Entries taken from a collection:
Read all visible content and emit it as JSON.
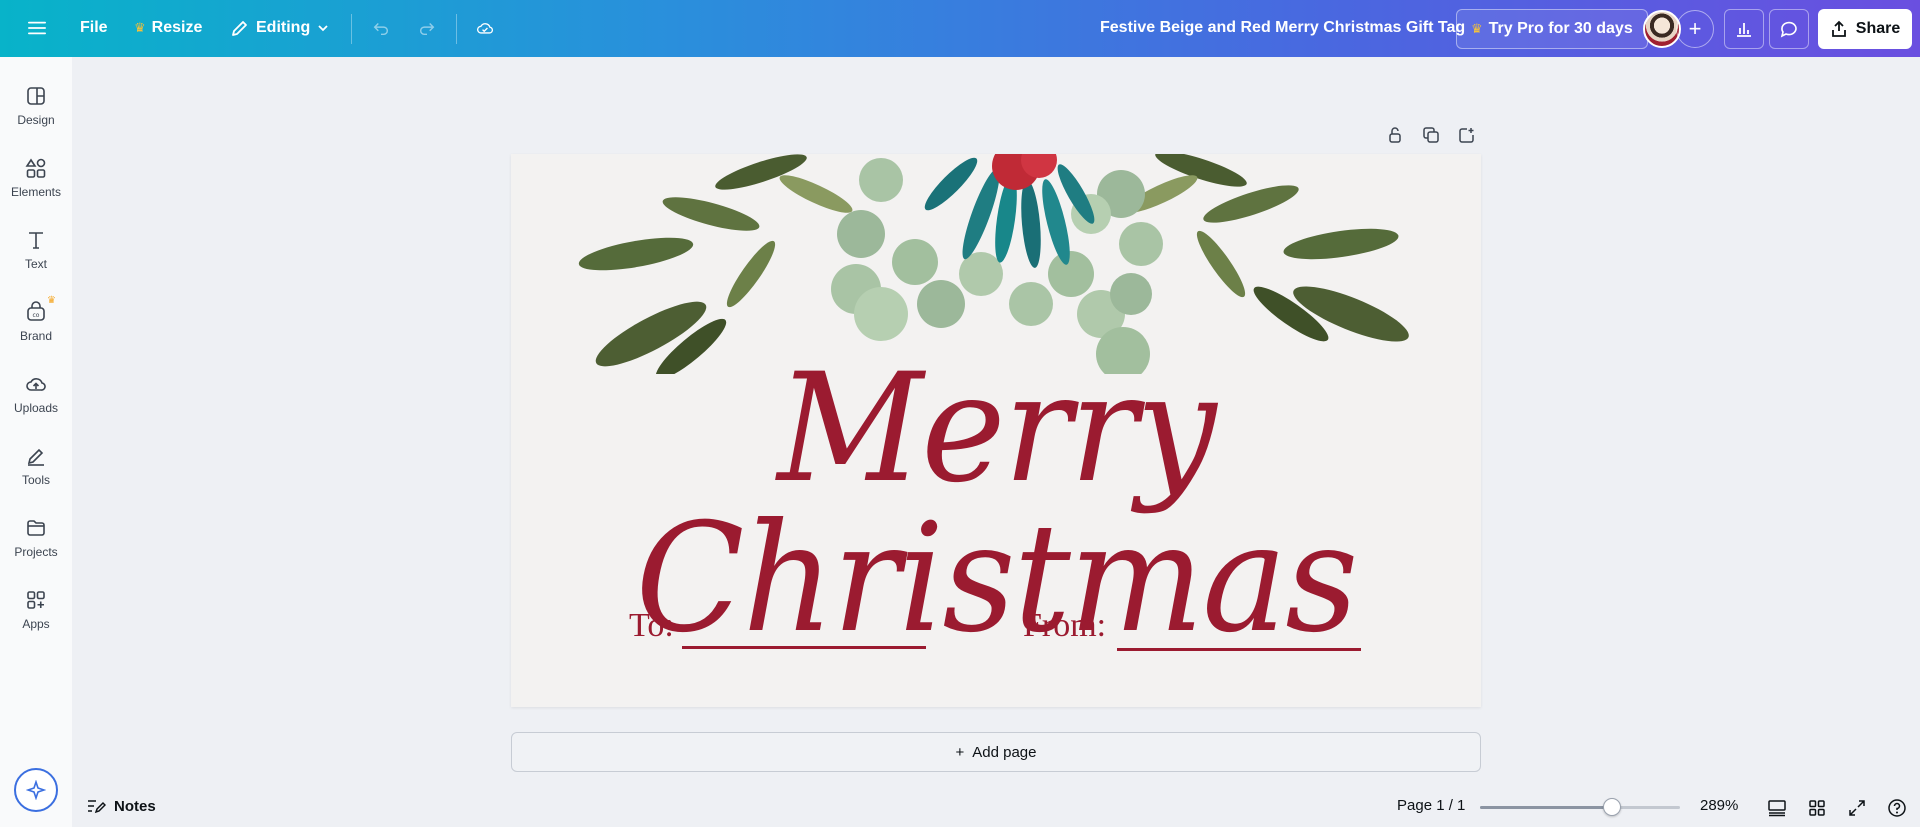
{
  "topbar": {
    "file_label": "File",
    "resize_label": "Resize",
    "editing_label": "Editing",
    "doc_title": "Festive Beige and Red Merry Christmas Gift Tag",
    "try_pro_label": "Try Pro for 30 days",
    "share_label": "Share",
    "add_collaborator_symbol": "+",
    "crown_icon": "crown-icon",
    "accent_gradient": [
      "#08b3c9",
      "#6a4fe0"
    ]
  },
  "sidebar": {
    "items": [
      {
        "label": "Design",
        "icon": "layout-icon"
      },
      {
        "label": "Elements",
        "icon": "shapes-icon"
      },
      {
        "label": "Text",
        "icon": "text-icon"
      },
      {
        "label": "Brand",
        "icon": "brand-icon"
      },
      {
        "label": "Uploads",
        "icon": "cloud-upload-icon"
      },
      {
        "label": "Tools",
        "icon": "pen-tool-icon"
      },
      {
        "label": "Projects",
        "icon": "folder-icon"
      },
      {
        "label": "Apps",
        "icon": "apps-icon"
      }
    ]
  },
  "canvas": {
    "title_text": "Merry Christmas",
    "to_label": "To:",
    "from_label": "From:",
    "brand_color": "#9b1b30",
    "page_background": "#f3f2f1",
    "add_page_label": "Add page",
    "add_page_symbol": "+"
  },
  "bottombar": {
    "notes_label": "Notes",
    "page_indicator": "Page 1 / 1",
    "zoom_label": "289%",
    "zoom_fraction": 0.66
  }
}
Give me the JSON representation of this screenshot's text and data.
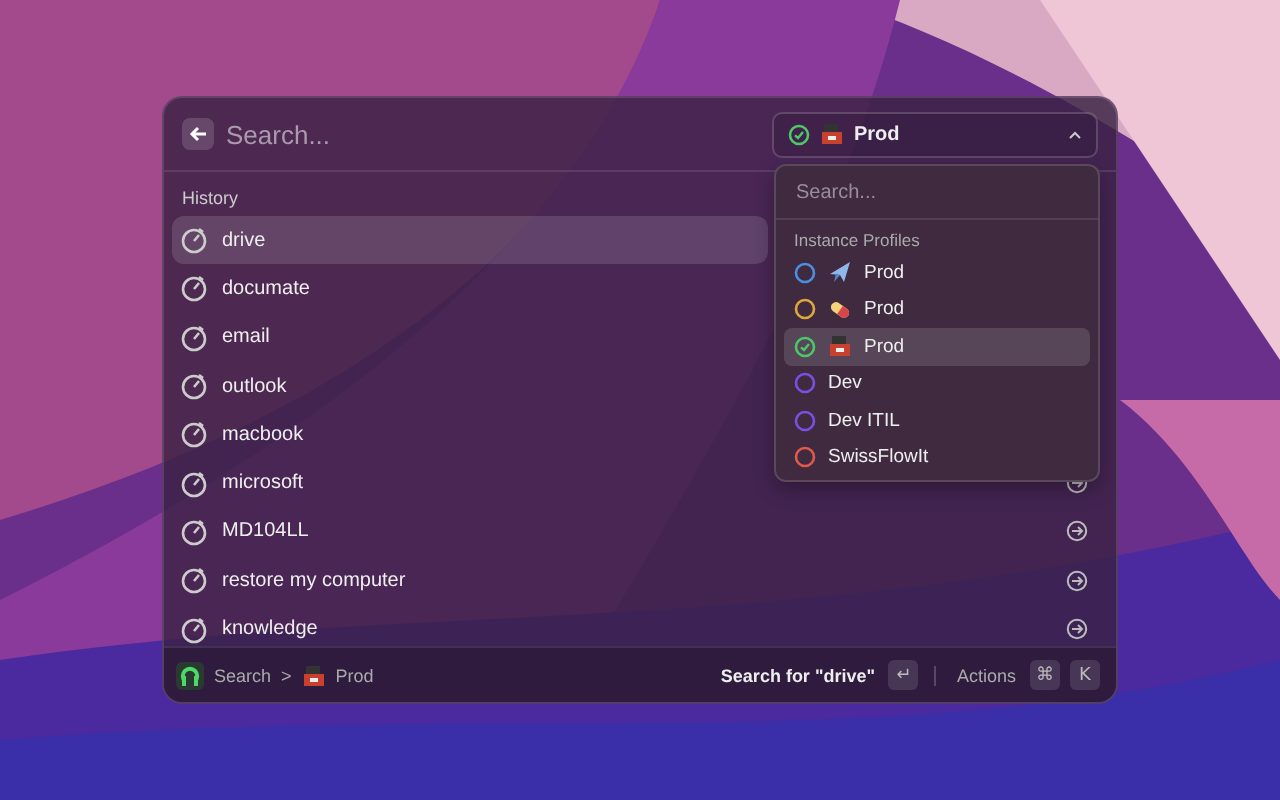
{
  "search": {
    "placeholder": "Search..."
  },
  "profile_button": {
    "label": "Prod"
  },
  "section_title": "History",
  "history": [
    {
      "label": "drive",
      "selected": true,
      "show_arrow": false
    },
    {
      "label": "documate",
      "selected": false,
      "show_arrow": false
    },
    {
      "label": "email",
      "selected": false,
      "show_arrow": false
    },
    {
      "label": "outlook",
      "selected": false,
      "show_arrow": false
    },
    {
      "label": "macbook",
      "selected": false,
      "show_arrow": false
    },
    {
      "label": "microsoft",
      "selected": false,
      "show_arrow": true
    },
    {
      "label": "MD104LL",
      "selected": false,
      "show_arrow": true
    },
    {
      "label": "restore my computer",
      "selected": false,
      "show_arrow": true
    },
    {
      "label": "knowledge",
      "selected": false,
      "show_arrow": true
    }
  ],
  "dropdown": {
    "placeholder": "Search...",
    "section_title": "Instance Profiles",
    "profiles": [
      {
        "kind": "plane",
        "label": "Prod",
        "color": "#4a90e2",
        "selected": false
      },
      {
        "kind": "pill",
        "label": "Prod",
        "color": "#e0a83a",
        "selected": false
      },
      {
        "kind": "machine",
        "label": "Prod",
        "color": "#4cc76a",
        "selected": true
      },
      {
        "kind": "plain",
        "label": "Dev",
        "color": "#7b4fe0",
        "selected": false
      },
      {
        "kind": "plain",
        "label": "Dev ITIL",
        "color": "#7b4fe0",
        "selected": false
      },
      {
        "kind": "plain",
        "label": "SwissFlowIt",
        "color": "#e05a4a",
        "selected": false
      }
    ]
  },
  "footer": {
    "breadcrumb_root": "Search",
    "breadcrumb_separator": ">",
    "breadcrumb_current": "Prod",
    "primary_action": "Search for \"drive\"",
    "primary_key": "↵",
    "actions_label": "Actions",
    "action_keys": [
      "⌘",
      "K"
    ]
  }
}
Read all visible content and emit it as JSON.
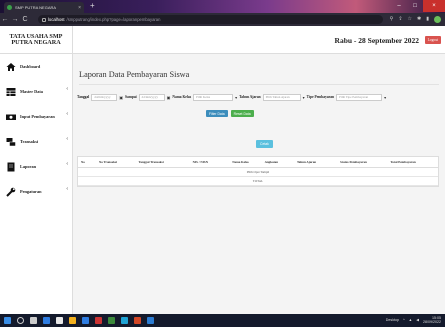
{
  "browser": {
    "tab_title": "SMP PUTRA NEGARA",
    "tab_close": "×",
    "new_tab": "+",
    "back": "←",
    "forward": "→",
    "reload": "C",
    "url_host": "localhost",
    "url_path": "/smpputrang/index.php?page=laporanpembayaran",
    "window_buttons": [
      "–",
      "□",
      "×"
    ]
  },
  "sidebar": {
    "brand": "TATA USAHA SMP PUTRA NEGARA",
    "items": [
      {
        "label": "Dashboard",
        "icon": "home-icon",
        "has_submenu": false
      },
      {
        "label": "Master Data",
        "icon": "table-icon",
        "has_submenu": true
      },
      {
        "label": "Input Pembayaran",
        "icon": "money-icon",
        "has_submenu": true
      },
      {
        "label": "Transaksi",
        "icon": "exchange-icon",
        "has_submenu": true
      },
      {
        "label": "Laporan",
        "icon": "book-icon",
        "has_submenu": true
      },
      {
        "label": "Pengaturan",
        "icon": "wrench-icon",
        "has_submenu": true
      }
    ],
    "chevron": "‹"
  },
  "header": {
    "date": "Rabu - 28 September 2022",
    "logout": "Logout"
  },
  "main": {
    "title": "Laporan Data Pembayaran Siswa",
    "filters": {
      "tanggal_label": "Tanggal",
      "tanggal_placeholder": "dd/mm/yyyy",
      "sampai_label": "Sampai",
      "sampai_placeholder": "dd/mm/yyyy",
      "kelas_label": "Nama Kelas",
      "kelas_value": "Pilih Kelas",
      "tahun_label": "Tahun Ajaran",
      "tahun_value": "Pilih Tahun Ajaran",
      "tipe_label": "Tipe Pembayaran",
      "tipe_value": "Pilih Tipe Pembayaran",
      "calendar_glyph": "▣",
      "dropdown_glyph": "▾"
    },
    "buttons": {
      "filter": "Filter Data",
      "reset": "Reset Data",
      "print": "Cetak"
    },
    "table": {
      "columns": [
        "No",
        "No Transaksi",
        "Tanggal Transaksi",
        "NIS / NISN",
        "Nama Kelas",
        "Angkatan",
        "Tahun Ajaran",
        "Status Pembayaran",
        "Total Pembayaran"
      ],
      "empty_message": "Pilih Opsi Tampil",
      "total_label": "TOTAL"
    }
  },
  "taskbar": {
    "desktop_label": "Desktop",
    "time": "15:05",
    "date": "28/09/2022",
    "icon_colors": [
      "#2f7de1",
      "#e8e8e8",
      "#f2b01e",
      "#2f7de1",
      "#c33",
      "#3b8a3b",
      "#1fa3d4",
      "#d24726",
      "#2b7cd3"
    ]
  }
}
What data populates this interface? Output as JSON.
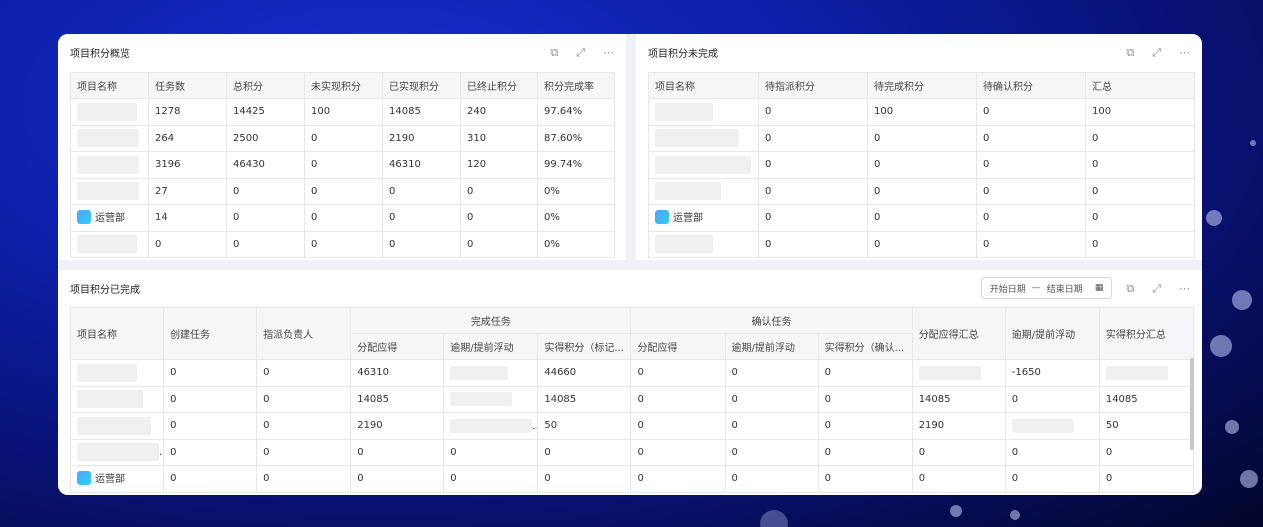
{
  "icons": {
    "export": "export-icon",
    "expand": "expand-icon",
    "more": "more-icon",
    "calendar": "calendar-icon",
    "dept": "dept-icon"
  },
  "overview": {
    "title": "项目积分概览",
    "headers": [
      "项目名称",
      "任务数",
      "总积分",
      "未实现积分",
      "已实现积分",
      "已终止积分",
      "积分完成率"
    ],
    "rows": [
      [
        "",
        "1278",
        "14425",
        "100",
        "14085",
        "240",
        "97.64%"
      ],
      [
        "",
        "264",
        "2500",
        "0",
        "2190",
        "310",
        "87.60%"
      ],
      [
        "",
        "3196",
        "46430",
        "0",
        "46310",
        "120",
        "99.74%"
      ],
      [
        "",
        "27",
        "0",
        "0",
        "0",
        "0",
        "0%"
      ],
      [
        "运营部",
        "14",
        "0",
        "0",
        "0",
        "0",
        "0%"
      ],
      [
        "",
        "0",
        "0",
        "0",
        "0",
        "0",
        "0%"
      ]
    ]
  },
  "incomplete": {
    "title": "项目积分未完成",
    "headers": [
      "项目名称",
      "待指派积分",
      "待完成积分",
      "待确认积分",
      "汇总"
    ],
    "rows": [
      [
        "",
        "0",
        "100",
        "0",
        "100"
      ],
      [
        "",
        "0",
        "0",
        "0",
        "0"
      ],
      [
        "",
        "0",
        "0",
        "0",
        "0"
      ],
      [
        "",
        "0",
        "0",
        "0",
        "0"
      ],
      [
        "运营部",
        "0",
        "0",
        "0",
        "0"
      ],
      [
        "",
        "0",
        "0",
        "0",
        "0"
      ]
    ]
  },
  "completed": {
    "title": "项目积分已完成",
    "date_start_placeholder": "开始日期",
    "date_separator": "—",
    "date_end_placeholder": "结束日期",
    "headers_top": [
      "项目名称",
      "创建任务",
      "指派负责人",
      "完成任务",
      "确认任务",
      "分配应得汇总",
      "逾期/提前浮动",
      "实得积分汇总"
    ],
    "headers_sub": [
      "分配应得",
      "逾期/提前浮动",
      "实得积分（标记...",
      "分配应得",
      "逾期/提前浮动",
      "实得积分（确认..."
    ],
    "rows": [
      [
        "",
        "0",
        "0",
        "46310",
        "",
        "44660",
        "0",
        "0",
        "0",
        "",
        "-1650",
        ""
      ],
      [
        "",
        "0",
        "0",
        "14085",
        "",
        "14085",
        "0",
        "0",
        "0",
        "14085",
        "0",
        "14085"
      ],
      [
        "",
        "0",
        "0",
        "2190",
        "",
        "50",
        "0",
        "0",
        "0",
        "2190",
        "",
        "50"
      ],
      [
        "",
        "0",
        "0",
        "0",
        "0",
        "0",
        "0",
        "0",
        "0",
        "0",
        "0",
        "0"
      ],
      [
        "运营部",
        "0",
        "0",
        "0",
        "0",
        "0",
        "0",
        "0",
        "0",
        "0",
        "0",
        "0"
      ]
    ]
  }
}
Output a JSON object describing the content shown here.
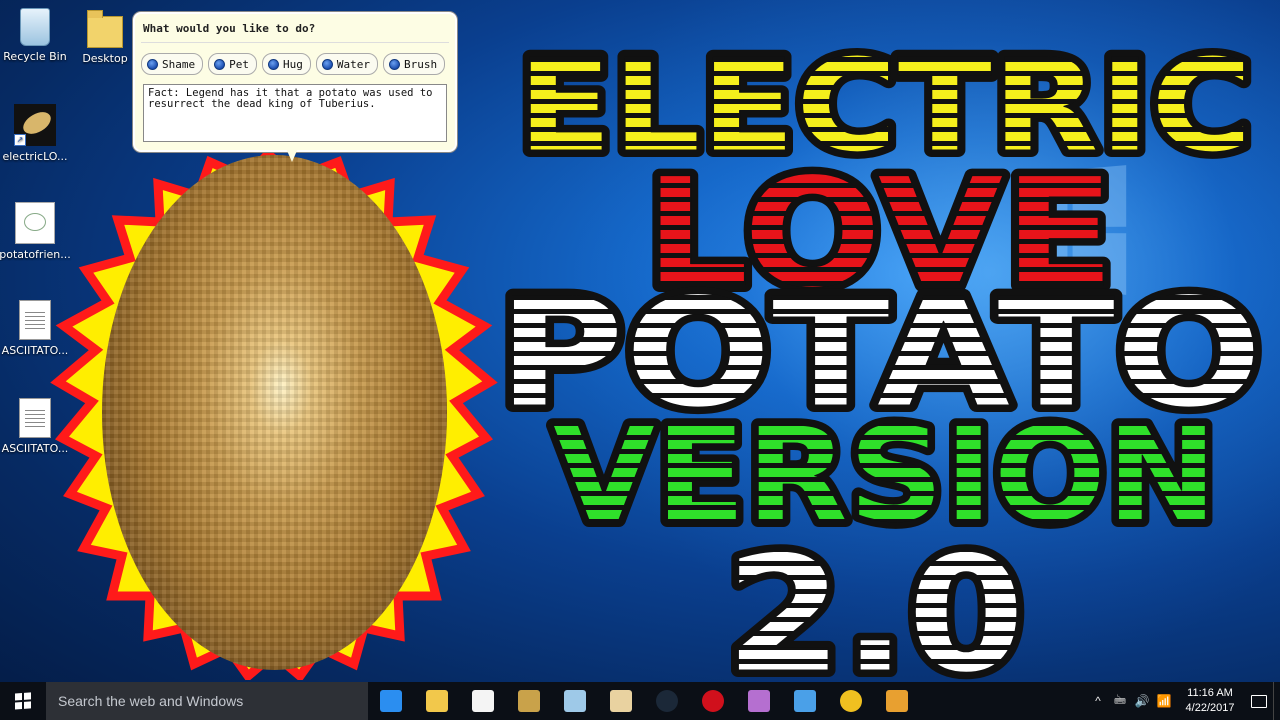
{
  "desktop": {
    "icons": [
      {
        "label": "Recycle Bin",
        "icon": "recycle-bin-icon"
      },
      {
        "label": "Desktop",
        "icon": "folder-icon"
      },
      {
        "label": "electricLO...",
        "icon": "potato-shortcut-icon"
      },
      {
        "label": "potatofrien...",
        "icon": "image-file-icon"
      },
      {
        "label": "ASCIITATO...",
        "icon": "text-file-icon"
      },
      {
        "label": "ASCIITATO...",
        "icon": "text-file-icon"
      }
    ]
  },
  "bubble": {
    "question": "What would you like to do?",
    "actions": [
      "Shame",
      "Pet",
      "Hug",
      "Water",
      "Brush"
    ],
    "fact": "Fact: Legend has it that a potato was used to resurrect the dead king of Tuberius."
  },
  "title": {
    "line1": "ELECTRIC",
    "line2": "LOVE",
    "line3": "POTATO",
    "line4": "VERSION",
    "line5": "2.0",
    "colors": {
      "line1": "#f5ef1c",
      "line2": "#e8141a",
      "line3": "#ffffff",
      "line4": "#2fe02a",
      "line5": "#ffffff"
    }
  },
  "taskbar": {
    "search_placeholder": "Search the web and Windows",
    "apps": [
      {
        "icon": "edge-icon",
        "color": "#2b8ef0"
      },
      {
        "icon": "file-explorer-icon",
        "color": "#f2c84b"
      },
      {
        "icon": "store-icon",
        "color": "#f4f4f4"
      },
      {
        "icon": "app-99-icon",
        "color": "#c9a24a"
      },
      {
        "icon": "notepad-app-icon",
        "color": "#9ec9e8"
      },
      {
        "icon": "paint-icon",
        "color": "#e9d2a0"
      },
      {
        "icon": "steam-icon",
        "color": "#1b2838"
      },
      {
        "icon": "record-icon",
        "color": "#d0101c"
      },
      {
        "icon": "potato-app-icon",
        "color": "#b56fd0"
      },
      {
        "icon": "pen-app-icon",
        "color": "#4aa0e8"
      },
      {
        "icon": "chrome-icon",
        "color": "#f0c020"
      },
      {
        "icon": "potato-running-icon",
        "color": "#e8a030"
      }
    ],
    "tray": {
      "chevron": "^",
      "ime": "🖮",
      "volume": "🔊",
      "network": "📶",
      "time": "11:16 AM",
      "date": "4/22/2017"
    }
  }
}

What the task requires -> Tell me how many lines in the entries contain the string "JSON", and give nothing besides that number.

Exercise solution -> 5